Your task: Output all of the data verbatim.

(Dataset rows describing interfaces)
● ● ● ● ●
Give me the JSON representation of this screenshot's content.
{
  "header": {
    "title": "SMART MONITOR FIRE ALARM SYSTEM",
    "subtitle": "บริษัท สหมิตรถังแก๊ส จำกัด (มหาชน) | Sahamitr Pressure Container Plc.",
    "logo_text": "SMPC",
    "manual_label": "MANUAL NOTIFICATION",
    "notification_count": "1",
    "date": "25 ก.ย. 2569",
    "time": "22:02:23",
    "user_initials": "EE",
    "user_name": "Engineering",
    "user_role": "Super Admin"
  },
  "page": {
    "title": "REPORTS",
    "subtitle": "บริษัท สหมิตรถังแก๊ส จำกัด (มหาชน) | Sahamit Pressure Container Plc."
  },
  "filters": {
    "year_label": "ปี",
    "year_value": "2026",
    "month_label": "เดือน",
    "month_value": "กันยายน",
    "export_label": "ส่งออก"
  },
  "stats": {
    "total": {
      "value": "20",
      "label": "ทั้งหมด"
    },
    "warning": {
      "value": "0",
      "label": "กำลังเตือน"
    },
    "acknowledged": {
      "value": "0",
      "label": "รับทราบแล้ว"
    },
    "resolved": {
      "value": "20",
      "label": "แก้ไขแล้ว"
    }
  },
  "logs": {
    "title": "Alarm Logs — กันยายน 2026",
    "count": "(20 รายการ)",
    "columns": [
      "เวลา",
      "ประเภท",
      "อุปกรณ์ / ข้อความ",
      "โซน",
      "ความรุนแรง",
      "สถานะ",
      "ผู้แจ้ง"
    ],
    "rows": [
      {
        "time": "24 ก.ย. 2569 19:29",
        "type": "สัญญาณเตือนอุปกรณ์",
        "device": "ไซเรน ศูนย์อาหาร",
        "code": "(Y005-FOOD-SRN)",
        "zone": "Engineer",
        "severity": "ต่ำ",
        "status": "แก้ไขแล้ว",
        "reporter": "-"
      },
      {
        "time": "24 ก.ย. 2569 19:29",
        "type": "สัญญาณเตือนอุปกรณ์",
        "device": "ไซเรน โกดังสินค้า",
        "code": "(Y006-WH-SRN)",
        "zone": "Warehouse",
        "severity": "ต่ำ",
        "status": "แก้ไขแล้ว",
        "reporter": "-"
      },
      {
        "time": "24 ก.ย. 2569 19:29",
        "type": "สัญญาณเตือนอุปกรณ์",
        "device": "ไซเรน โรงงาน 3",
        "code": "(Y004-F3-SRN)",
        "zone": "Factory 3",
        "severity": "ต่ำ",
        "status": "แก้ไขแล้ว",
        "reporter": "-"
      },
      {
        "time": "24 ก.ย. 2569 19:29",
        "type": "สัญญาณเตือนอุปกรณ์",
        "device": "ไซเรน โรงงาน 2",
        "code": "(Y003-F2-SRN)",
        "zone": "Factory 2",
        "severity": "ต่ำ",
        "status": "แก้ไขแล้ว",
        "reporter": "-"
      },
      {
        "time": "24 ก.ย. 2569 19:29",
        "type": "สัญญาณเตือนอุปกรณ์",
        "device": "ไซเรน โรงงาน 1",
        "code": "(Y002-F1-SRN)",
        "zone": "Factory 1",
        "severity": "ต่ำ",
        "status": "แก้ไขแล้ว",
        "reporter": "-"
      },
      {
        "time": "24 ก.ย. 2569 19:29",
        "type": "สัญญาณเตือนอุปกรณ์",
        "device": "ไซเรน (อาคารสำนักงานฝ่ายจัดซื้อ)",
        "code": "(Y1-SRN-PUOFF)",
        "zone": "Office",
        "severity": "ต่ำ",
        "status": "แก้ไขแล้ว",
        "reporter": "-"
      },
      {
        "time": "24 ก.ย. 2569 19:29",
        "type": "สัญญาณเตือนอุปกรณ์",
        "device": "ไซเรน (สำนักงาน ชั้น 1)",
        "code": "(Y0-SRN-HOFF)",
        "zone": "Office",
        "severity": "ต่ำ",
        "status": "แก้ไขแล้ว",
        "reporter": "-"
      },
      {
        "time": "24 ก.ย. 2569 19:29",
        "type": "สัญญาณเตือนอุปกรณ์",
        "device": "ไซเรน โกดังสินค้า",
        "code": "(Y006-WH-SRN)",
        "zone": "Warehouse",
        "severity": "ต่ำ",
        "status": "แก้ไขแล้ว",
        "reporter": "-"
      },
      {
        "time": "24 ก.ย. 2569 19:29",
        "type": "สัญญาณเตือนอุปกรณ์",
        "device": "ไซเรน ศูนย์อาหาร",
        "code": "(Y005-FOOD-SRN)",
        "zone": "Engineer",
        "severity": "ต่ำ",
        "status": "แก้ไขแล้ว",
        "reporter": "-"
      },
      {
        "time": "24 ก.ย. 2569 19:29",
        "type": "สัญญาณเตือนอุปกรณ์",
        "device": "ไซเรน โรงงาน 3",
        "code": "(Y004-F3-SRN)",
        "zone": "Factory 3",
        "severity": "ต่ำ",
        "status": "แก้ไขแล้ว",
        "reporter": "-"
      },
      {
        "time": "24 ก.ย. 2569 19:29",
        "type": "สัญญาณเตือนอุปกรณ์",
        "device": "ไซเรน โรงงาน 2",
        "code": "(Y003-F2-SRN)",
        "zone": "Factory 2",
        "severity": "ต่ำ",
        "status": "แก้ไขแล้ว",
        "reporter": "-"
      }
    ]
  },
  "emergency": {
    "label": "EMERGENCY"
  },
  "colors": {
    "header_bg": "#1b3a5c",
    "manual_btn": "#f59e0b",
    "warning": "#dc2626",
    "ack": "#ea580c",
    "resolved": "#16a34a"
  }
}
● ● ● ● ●
Answer to the problem:
Give me the JSON representation of this screenshot's content.
{
  "header": {
    "title": "SMART MONITOR FIRE ALARM SYSTEM",
    "subtitle": "บริษัท สหมิตรถังแก๊ส จำกัด (มหาชน) | Sahamitr Pressure Container Plc.",
    "logo_text": "SMPC",
    "manual_label": "MANUAL NOTIFICATION",
    "notification_count": "1",
    "date": "25 ก.ย. 2569",
    "time": "22:02:23",
    "user_initials": "EE",
    "user_name": "Engineering",
    "user_role": "Super Admin"
  },
  "page": {
    "title": "REPORTS",
    "subtitle": "บริษัท สหมิตรถังแก๊ส จำกัด (มหาชน) | Sahamit Pressure Container Plc."
  },
  "filters": {
    "year_label": "ปี",
    "year_value": "2026",
    "month_label": "เดือน",
    "month_value": "กันยายน",
    "export_label": "ส่งออก"
  },
  "stats": {
    "total": {
      "value": "20",
      "label": "ทั้งหมด"
    },
    "warning": {
      "value": "0",
      "label": "กำลังเตือน"
    },
    "acknowledged": {
      "value": "0",
      "label": "รับทราบแล้ว"
    },
    "resolved": {
      "value": "20",
      "label": "แก้ไขแล้ว"
    }
  },
  "logs": {
    "title": "Alarm Logs — กันยายน 2026",
    "count": "(20 รายการ)",
    "columns": [
      "เวลา",
      "ประเภท",
      "อุปกรณ์ / ข้อความ",
      "โซน",
      "ความรุนแรง",
      "สถานะ",
      "ผู้แจ้ง"
    ],
    "rows": [
      {
        "time": "24 ก.ย. 2569 19:29",
        "type": "สัญญาณเตือนอุปกรณ์",
        "device": "ไซเรน ศูนย์อาหาร",
        "code": "(Y005-FOOD-SRN)",
        "zone": "Engineer",
        "severity": "ต่ำ",
        "status": "แก้ไขแล้ว",
        "reporter": "-"
      },
      {
        "time": "24 ก.ย. 2569 19:29",
        "type": "สัญญาณเตือนอุปกรณ์",
        "device": "ไซเรน โกดังสินค้า",
        "code": "(Y006-WH-SRN)",
        "zone": "Warehouse",
        "severity": "ต่ำ",
        "status": "แก้ไขแล้ว",
        "reporter": "-"
      },
      {
        "time": "24 ก.ย. 2569 19:29",
        "type": "สัญญาณเตือนอุปกรณ์",
        "device": "ไซเรน โรงงาน 3",
        "code": "(Y004-F3-SRN)",
        "zone": "Factory 3",
        "severity": "ต่ำ",
        "status": "แก้ไขแล้ว",
        "reporter": "-"
      },
      {
        "time": "24 ก.ย. 2569 19:29",
        "type": "สัญญาณเตือนอุปกรณ์",
        "device": "ไซเรน โรงงาน 2",
        "code": "(Y003-F2-SRN)",
        "zone": "Factory 2",
        "severity": "ต่ำ",
        "status": "แก้ไขแล้ว",
        "reporter": "-"
      },
      {
        "time": "24 ก.ย. 2569 19:29",
        "type": "สัญญาณเตือนอุปกรณ์",
        "device": "ไซเรน โรงงาน 1",
        "code": "(Y002-F1-SRN)",
        "zone": "Factory 1",
        "severity": "ต่ำ",
        "status": "แก้ไขแล้ว",
        "reporter": "-"
      },
      {
        "time": "24 ก.ย. 2569 19:29",
        "type": "สัญญาณเตือนอุปกรณ์",
        "device": "ไซเรน (อาคารสำนักงานฝ่ายจัดซื้อ)",
        "code": "(Y1-SRN-PUOFF)",
        "zone": "Office",
        "severity": "ต่ำ",
        "status": "แก้ไขแล้ว",
        "reporter": "-"
      },
      {
        "time": "24 ก.ย. 2569 19:29",
        "type": "สัญญาณเตือนอุปกรณ์",
        "device": "ไซเรน (สำนักงาน ชั้น 1)",
        "code": "(Y0-SRN-HOFF)",
        "zone": "Office",
        "severity": "ต่ำ",
        "status": "แก้ไขแล้ว",
        "reporter": "-"
      },
      {
        "time": "24 ก.ย. 2569 19:29",
        "type": "สัญญาณเตือนอุปกรณ์",
        "device": "ไซเรน โกดังสินค้า",
        "code": "(Y006-WH-SRN)",
        "zone": "Warehouse",
        "severity": "ต่ำ",
        "status": "แก้ไขแล้ว",
        "reporter": "-"
      },
      {
        "time": "24 ก.ย. 2569 19:29",
        "type": "สัญญาณเตือนอุปกรณ์",
        "device": "ไซเรน ศูนย์อาหาร",
        "code": "(Y005-FOOD-SRN)",
        "zone": "Engineer",
        "severity": "ต่ำ",
        "status": "แก้ไขแล้ว",
        "reporter": "-"
      },
      {
        "time": "24 ก.ย. 2569 19:29",
        "type": "สัญญาณเตือนอุปกรณ์",
        "device": "ไซเรน โรงงาน 3",
        "code": "(Y004-F3-SRN)",
        "zone": "Factory 3",
        "severity": "ต่ำ",
        "status": "แก้ไขแล้ว",
        "reporter": "-"
      },
      {
        "time": "24 ก.ย. 2569 19:29",
        "type": "สัญญาณเตือนอุปกรณ์",
        "device": "ไซเรน โรงงาน 2",
        "code": "(Y003-F2-SRN)",
        "zone": "Factory 2",
        "severity": "ต่ำ",
        "status": "แก้ไขแล้ว",
        "reporter": "-"
      }
    ]
  },
  "emergency": {
    "label": "EMERGENCY"
  },
  "colors": {
    "header_bg": "#1b3a5c",
    "manual_btn": "#f59e0b",
    "warning": "#dc2626",
    "ack": "#ea580c",
    "resolved": "#16a34a"
  }
}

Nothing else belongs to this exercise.